(Items from an interface collection)
————

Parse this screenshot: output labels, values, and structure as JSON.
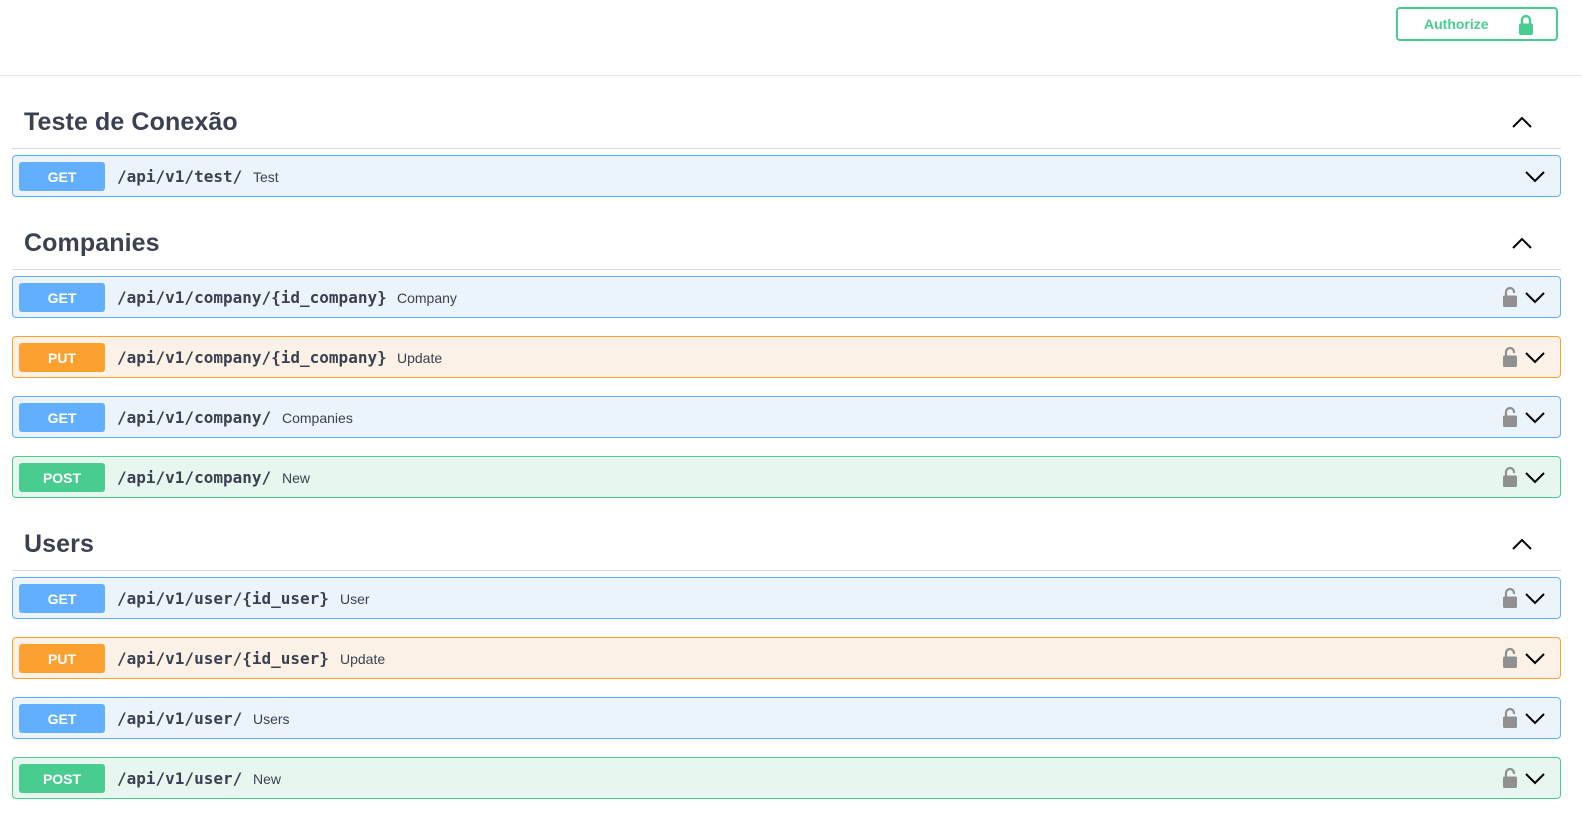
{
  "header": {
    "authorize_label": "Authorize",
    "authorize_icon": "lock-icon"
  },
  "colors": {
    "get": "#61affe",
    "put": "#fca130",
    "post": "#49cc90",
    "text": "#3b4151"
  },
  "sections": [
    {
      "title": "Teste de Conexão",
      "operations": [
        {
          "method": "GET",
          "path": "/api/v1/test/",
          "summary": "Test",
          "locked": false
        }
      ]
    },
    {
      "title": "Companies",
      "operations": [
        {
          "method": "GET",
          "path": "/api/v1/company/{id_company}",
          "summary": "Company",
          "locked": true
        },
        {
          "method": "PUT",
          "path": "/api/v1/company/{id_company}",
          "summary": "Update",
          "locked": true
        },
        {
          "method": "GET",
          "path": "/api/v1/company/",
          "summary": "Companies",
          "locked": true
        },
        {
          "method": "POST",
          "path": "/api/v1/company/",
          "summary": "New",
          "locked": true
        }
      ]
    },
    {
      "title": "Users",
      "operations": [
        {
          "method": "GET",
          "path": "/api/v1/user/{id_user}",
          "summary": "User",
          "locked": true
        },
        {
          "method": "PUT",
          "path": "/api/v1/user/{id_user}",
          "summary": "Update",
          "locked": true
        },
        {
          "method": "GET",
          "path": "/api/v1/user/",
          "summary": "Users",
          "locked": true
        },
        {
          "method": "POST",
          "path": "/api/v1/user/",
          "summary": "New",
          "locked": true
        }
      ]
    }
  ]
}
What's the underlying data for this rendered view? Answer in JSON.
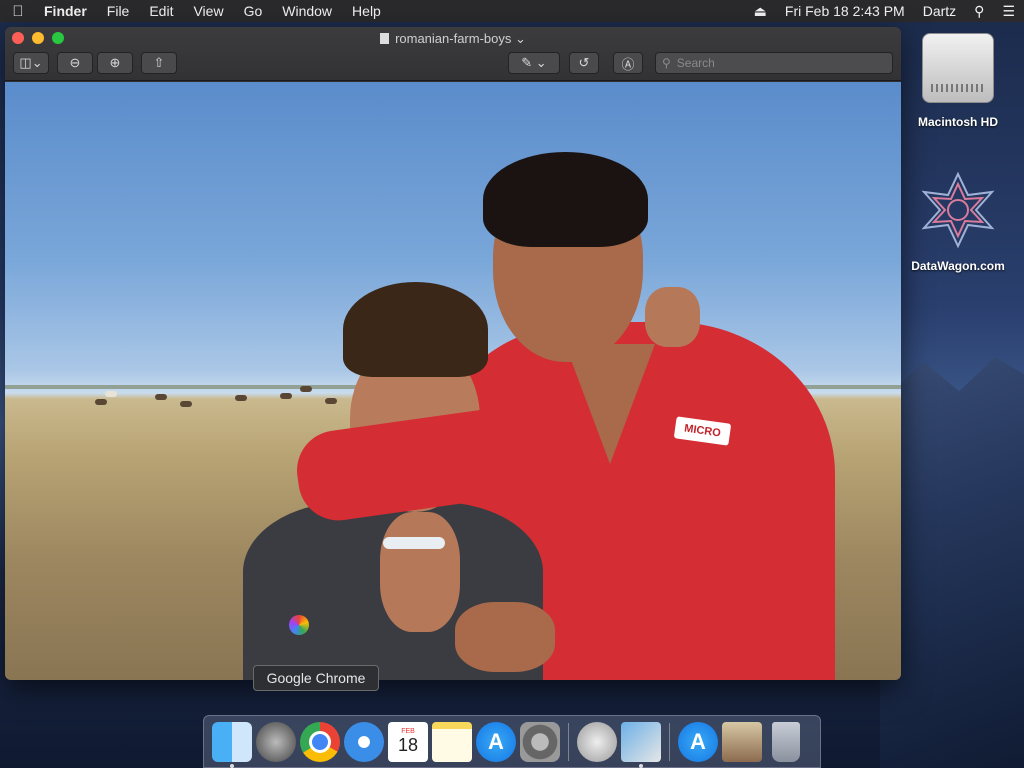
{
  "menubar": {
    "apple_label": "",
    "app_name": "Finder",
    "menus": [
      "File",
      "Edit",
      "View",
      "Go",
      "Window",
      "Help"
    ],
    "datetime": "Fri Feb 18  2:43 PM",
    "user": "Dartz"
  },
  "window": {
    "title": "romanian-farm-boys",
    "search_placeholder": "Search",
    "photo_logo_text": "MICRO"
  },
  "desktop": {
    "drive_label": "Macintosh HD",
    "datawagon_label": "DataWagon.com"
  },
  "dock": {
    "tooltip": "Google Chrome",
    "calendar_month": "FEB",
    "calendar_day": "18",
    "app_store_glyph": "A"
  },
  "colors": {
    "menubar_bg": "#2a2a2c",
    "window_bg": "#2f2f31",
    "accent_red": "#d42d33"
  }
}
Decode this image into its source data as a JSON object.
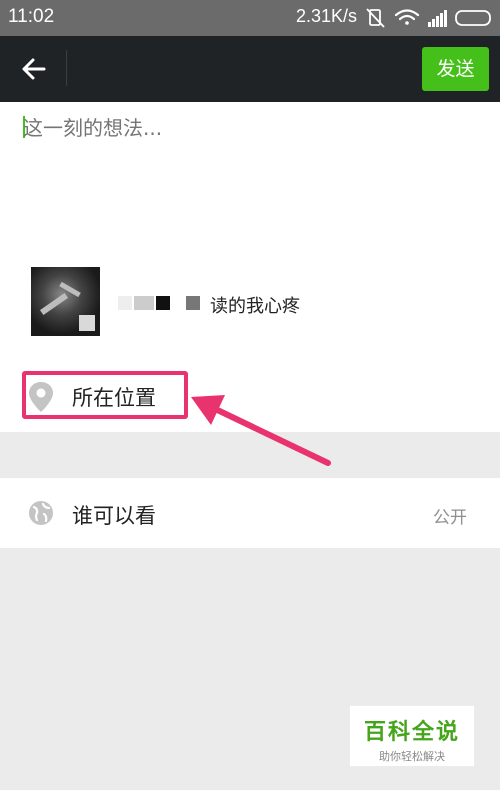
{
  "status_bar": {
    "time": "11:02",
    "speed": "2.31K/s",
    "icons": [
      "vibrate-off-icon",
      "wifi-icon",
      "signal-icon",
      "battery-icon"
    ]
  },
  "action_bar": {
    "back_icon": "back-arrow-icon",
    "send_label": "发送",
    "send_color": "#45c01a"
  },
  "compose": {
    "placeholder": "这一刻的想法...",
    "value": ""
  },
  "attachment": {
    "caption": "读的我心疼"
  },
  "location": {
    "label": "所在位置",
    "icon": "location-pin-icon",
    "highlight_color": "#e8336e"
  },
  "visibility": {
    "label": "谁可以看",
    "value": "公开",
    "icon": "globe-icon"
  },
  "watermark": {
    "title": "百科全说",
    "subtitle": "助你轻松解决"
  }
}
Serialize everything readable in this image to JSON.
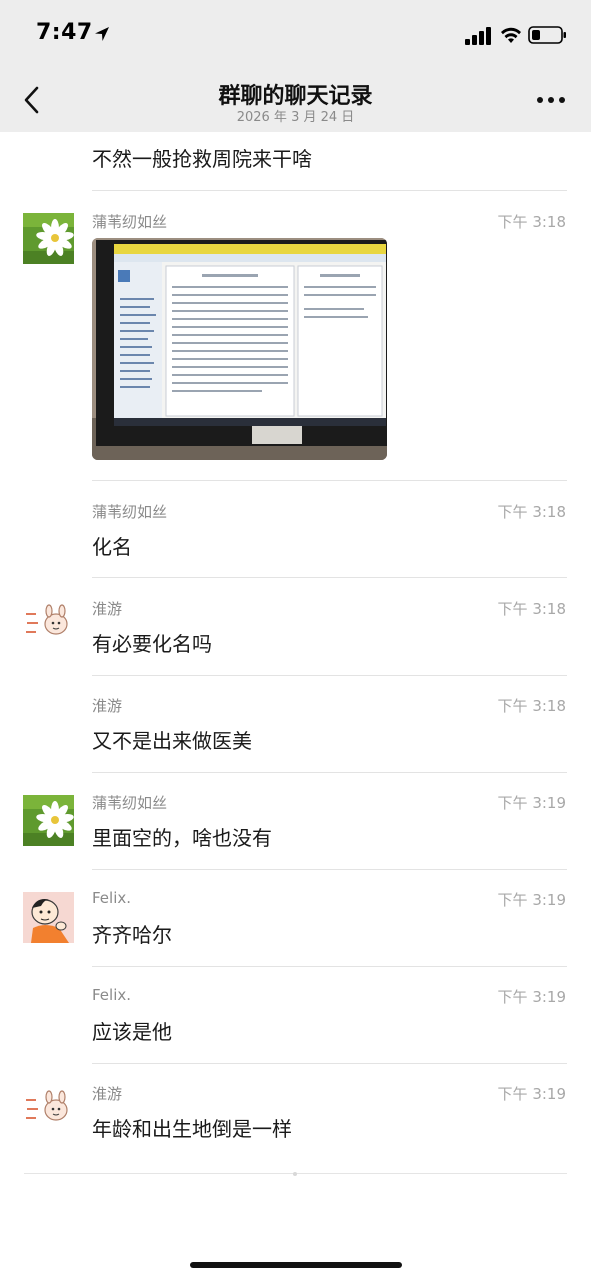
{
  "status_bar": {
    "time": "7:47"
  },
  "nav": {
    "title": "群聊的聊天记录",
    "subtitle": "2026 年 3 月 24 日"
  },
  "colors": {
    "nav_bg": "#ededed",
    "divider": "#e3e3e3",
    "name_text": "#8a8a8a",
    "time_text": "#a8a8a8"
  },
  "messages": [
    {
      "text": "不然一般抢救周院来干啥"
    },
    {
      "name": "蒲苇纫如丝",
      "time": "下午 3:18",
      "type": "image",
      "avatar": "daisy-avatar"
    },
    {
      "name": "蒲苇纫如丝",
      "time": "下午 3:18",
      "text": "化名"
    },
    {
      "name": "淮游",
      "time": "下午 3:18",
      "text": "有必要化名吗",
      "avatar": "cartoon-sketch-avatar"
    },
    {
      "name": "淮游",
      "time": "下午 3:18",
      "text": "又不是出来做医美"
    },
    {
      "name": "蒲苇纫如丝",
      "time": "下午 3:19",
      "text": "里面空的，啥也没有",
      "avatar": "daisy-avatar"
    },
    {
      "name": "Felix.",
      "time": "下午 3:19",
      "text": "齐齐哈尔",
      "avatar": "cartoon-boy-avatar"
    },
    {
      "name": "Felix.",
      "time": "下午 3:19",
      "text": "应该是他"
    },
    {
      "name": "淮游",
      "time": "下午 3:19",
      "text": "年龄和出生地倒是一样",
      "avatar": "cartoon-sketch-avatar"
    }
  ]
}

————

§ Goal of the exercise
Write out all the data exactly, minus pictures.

§ Result of the exercise
Parse this screenshot: output labels, values, and structure as JSON.
{
  "header": {
    "authorize_label": "Authorize",
    "authorize_icon": "lock-icon"
  },
  "colors": {
    "get": "#61affe",
    "put": "#fca130",
    "post": "#49cc90",
    "text": "#3b4151"
  },
  "sections": [
    {
      "title": "Teste de Conexão",
      "operations": [
        {
          "method": "GET",
          "path": "/api/v1/test/",
          "summary": "Test",
          "locked": false
        }
      ]
    },
    {
      "title": "Companies",
      "operations": [
        {
          "method": "GET",
          "path": "/api/v1/company/{id_company}",
          "summary": "Company",
          "locked": true
        },
        {
          "method": "PUT",
          "path": "/api/v1/company/{id_company}",
          "summary": "Update",
          "locked": true
        },
        {
          "method": "GET",
          "path": "/api/v1/company/",
          "summary": "Companies",
          "locked": true
        },
        {
          "method": "POST",
          "path": "/api/v1/company/",
          "summary": "New",
          "locked": true
        }
      ]
    },
    {
      "title": "Users",
      "operations": [
        {
          "method": "GET",
          "path": "/api/v1/user/{id_user}",
          "summary": "User",
          "locked": true
        },
        {
          "method": "PUT",
          "path": "/api/v1/user/{id_user}",
          "summary": "Update",
          "locked": true
        },
        {
          "method": "GET",
          "path": "/api/v1/user/",
          "summary": "Users",
          "locked": true
        },
        {
          "method": "POST",
          "path": "/api/v1/user/",
          "summary": "New",
          "locked": true
        }
      ]
    }
  ]
}
What's the underlying data for this rendered view? Answer in JSON.
{
  "menubar": {
    "apple_label": "",
    "app_name": "Finder",
    "menus": [
      "File",
      "Edit",
      "View",
      "Go",
      "Window",
      "Help"
    ],
    "datetime": "Fri Feb 18  2:43 PM",
    "user": "Dartz"
  },
  "window": {
    "title": "romanian-farm-boys",
    "search_placeholder": "Search",
    "photo_logo_text": "MICRO"
  },
  "desktop": {
    "drive_label": "Macintosh HD",
    "datawagon_label": "DataWagon.com"
  },
  "dock": {
    "tooltip": "Google Chrome",
    "calendar_month": "FEB",
    "calendar_day": "18",
    "app_store_glyph": "A"
  },
  "colors": {
    "menubar_bg": "#2a2a2c",
    "window_bg": "#2f2f31",
    "accent_red": "#d42d33"
  }
}
Decode this image into its source data as a JSON object.
{
  "status_bar": {
    "time": "11:02",
    "speed": "2.31K/s",
    "icons": [
      "vibrate-off-icon",
      "wifi-icon",
      "signal-icon",
      "battery-icon"
    ]
  },
  "action_bar": {
    "back_icon": "back-arrow-icon",
    "send_label": "发送",
    "send_color": "#45c01a"
  },
  "compose": {
    "placeholder": "这一刻的想法...",
    "value": ""
  },
  "attachment": {
    "caption": "读的我心疼"
  },
  "location": {
    "label": "所在位置",
    "icon": "location-pin-icon",
    "highlight_color": "#e8336e"
  },
  "visibility": {
    "label": "谁可以看",
    "value": "公开",
    "icon": "globe-icon"
  },
  "watermark": {
    "title": "百科全说",
    "subtitle": "助你轻松解决"
  }
}
Serialize everything readable in this image to JSON.
{
  "status_bar": {
    "time": "7:47"
  },
  "nav": {
    "title": "群聊的聊天记录",
    "subtitle": "2026 年 3 月 24 日"
  },
  "colors": {
    "nav_bg": "#ededed",
    "divider": "#e3e3e3",
    "name_text": "#8a8a8a",
    "time_text": "#a8a8a8"
  },
  "messages": [
    {
      "text": "不然一般抢救周院来干啥"
    },
    {
      "name": "蒲苇纫如丝",
      "time": "下午 3:18",
      "type": "image",
      "avatar": "daisy-avatar"
    },
    {
      "name": "蒲苇纫如丝",
      "time": "下午 3:18",
      "text": "化名"
    },
    {
      "name": "淮游",
      "time": "下午 3:18",
      "text": "有必要化名吗",
      "avatar": "cartoon-sketch-avatar"
    },
    {
      "name": "淮游",
      "time": "下午 3:18",
      "text": "又不是出来做医美"
    },
    {
      "name": "蒲苇纫如丝",
      "time": "下午 3:19",
      "text": "里面空的，啥也没有",
      "avatar": "daisy-avatar"
    },
    {
      "name": "Felix.",
      "time": "下午 3:19",
      "text": "齐齐哈尔",
      "avatar": "cartoon-boy-avatar"
    },
    {
      "name": "Felix.",
      "time": "下午 3:19",
      "text": "应该是他"
    },
    {
      "name": "淮游",
      "time": "下午 3:19",
      "text": "年龄和出生地倒是一样",
      "avatar": "cartoon-sketch-avatar"
    }
  ]
}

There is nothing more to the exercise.